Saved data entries
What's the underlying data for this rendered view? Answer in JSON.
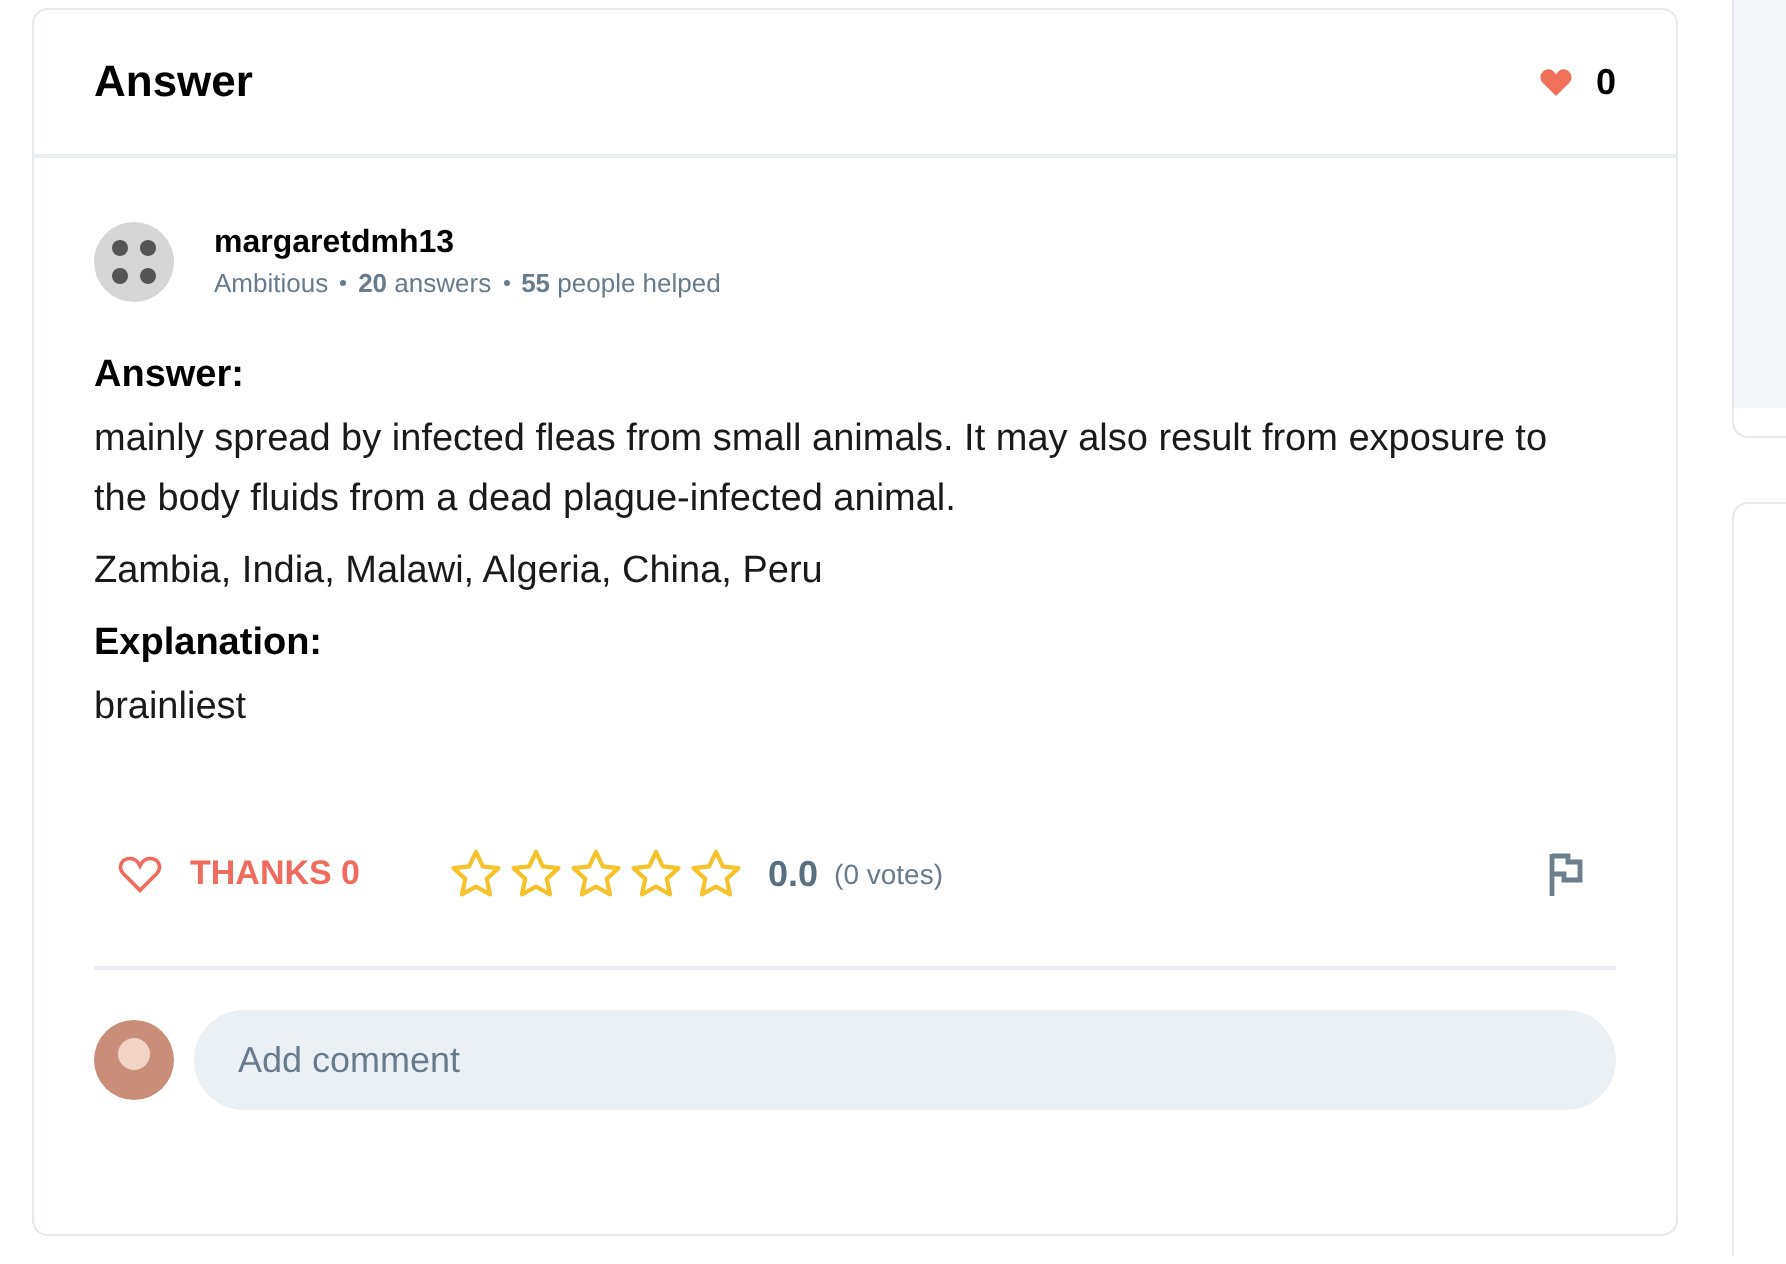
{
  "answer_card": {
    "title": "Answer",
    "likes": "0",
    "author": {
      "name": "margaretdmh13",
      "rank": "Ambitious",
      "answers_count": "20",
      "answers_label": "answers",
      "helped_count": "55",
      "helped_label": "people helped"
    },
    "content": [
      {
        "kind": "heading",
        "text": "Answer:"
      },
      {
        "kind": "text",
        "text": "mainly spread by infected fleas from small animals. It may also result from exposure to the body fluids from a dead plague-infected animal."
      },
      {
        "kind": "text",
        "text": "Zambia, India, Malawi, Algeria, China, Peru"
      },
      {
        "kind": "heading",
        "text": "Explanation:"
      },
      {
        "kind": "text",
        "text": "brainliest"
      }
    ],
    "thanks": "THANKS 0",
    "stars": 0,
    "rating": "0.0",
    "votes": "(0 votes)",
    "comment": {
      "placeholder": "Add comment"
    }
  }
}
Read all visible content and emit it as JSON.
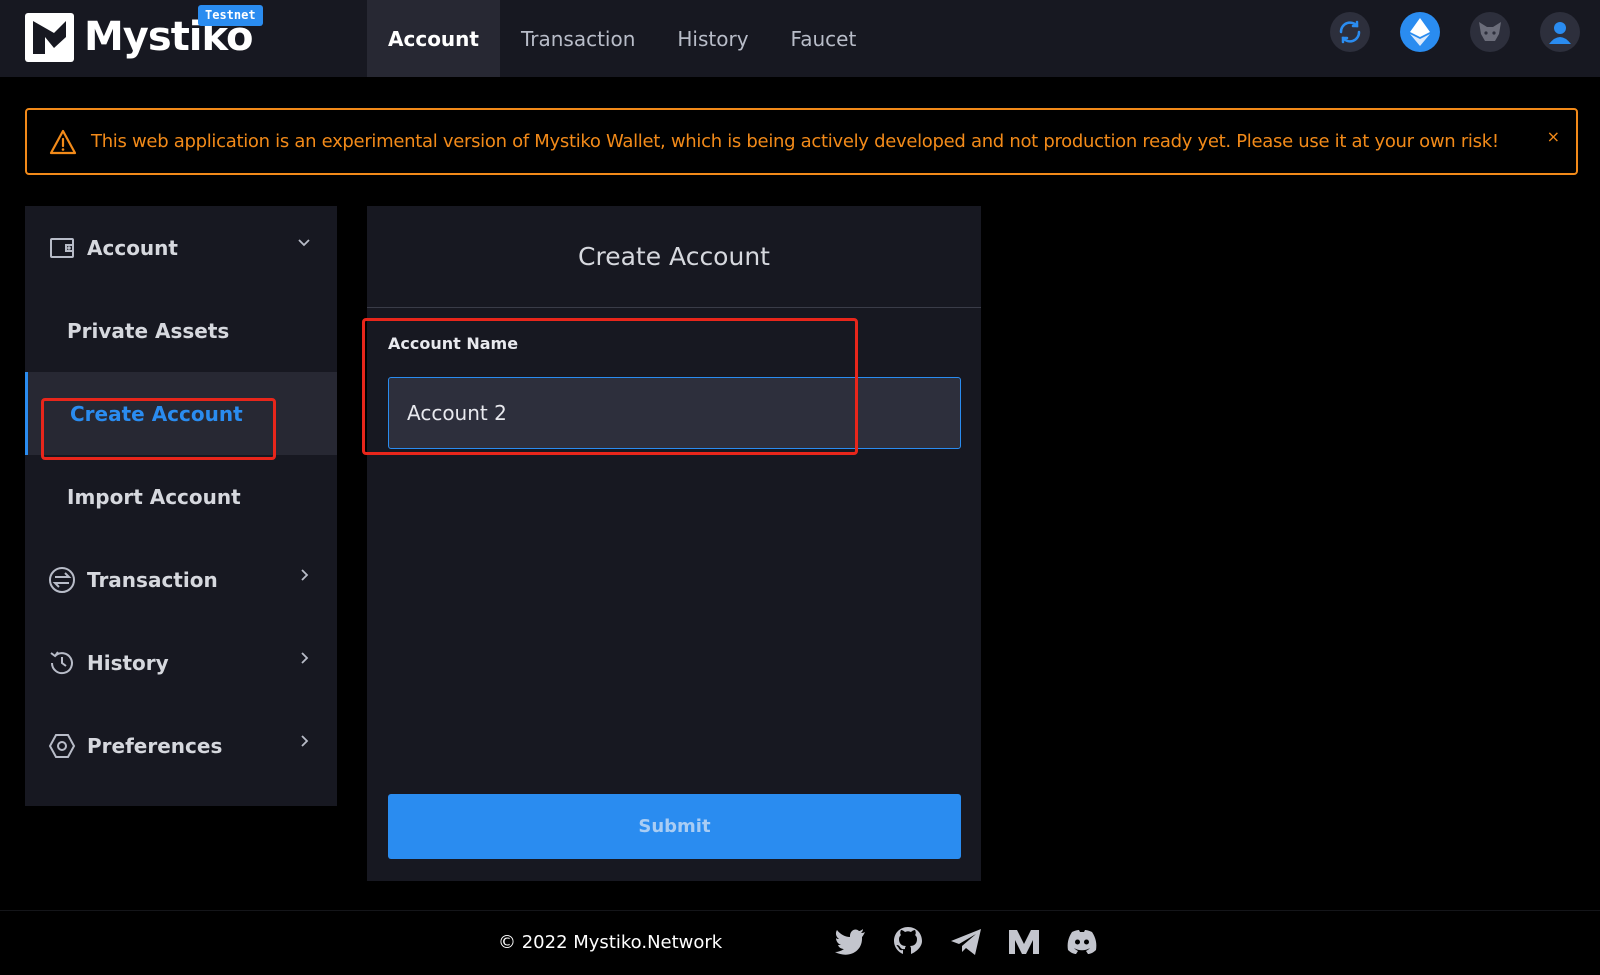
{
  "header": {
    "logo_text": "Mystiko",
    "badge": "Testnet",
    "nav": [
      {
        "label": "Account",
        "active": true
      },
      {
        "label": "Transaction",
        "active": false
      },
      {
        "label": "History",
        "active": false
      },
      {
        "label": "Faucet",
        "active": false
      }
    ],
    "icons": [
      "refresh-icon",
      "ethereum-icon",
      "metamask-icon",
      "user-icon"
    ]
  },
  "alert": {
    "text": "This web application is an experimental version of Mystiko Wallet, which is being actively developed and not production ready yet. Please use it at your own risk!",
    "close": "×"
  },
  "sidebar": {
    "account": {
      "label": "Account",
      "icon": "wallet-icon"
    },
    "sub_items": [
      {
        "label": "Private Assets",
        "active": false
      },
      {
        "label": "Create Account",
        "active": true
      },
      {
        "label": "Import Account",
        "active": false
      }
    ],
    "sections": [
      {
        "label": "Transaction",
        "icon": "transfer-icon"
      },
      {
        "label": "History",
        "icon": "history-icon"
      },
      {
        "label": "Preferences",
        "icon": "settings-icon"
      }
    ]
  },
  "main": {
    "title": "Create Account",
    "field_label": "Account Name",
    "field_value": "Account 2",
    "submit_label": "Submit"
  },
  "footer": {
    "copyright": "© 2022 Mystiko.Network",
    "socials": [
      "twitter-icon",
      "github-icon",
      "telegram-icon",
      "medium-icon",
      "discord-icon"
    ]
  },
  "colors": {
    "accent": "#2a8cf0",
    "warning": "#f28a19",
    "highlight": "#e8261b",
    "panel": "#171821"
  }
}
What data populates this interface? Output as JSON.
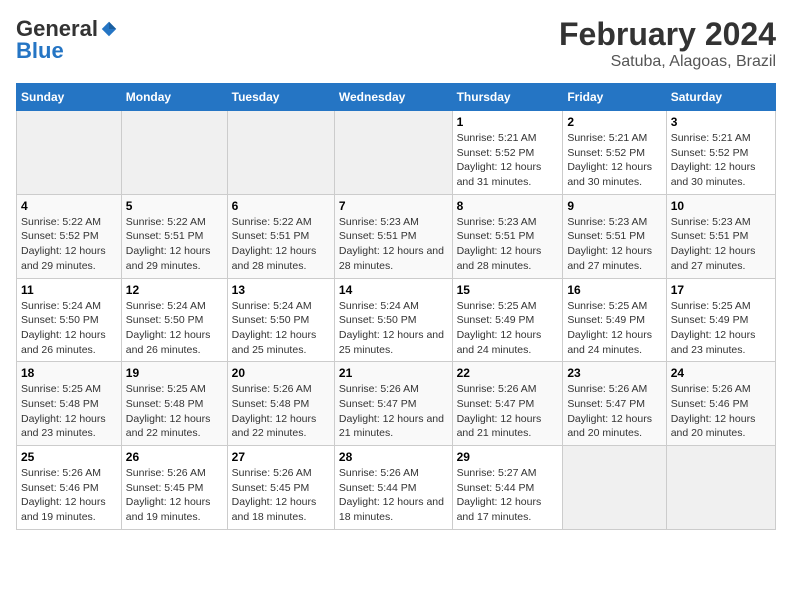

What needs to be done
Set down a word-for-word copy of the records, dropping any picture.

Reply
What's the underlying data for this rendered view? Answer in JSON.
{
  "answer_card": {
    "title": "Answer",
    "likes": "0",
    "author": {
      "name": "margaretdmh13",
      "rank": "Ambitious",
      "answers_count": "20",
      "answers_label": "answers",
      "helped_count": "55",
      "helped_label": "people helped"
    },
    "content": [
      {
        "kind": "heading",
        "text": "Answer:"
      },
      {
        "kind": "text",
        "text": "mainly spread by infected fleas from small animals. It may also result from exposure to the body fluids from a dead plague-infected animal."
      },
      {
        "kind": "text",
        "text": "Zambia, India, Malawi, Algeria, China, Peru"
      },
      {
        "kind": "heading",
        "text": "Explanation:"
      },
      {
        "kind": "text",
        "text": "brainliest"
      }
    ],
    "thanks": "THANKS 0",
    "stars": 0,
    "rating": "0.0",
    "votes": "(0 votes)",
    "comment": {
      "placeholder": "Add comment"
    }
  }
}
Read all visible content and emit it as JSON.
{
  "header": {
    "logo_text": "Mystiko",
    "badge": "Testnet",
    "nav": [
      {
        "label": "Account",
        "active": true
      },
      {
        "label": "Transaction",
        "active": false
      },
      {
        "label": "History",
        "active": false
      },
      {
        "label": "Faucet",
        "active": false
      }
    ],
    "icons": [
      "refresh-icon",
      "ethereum-icon",
      "metamask-icon",
      "user-icon"
    ]
  },
  "alert": {
    "text": "This web application is an experimental version of Mystiko Wallet, which is being actively developed and not production ready yet. Please use it at your own risk!",
    "close": "×"
  },
  "sidebar": {
    "account": {
      "label": "Account",
      "icon": "wallet-icon"
    },
    "sub_items": [
      {
        "label": "Private Assets",
        "active": false
      },
      {
        "label": "Create Account",
        "active": true
      },
      {
        "label": "Import Account",
        "active": false
      }
    ],
    "sections": [
      {
        "label": "Transaction",
        "icon": "transfer-icon"
      },
      {
        "label": "History",
        "icon": "history-icon"
      },
      {
        "label": "Preferences",
        "icon": "settings-icon"
      }
    ]
  },
  "main": {
    "title": "Create Account",
    "field_label": "Account Name",
    "field_value": "Account 2",
    "submit_label": "Submit"
  },
  "footer": {
    "copyright": "© 2022 Mystiko.Network",
    "socials": [
      "twitter-icon",
      "github-icon",
      "telegram-icon",
      "medium-icon",
      "discord-icon"
    ]
  },
  "colors": {
    "accent": "#2a8cf0",
    "warning": "#f28a19",
    "highlight": "#e8261b",
    "panel": "#171821"
  }
}
What data populates this interface? Output as JSON.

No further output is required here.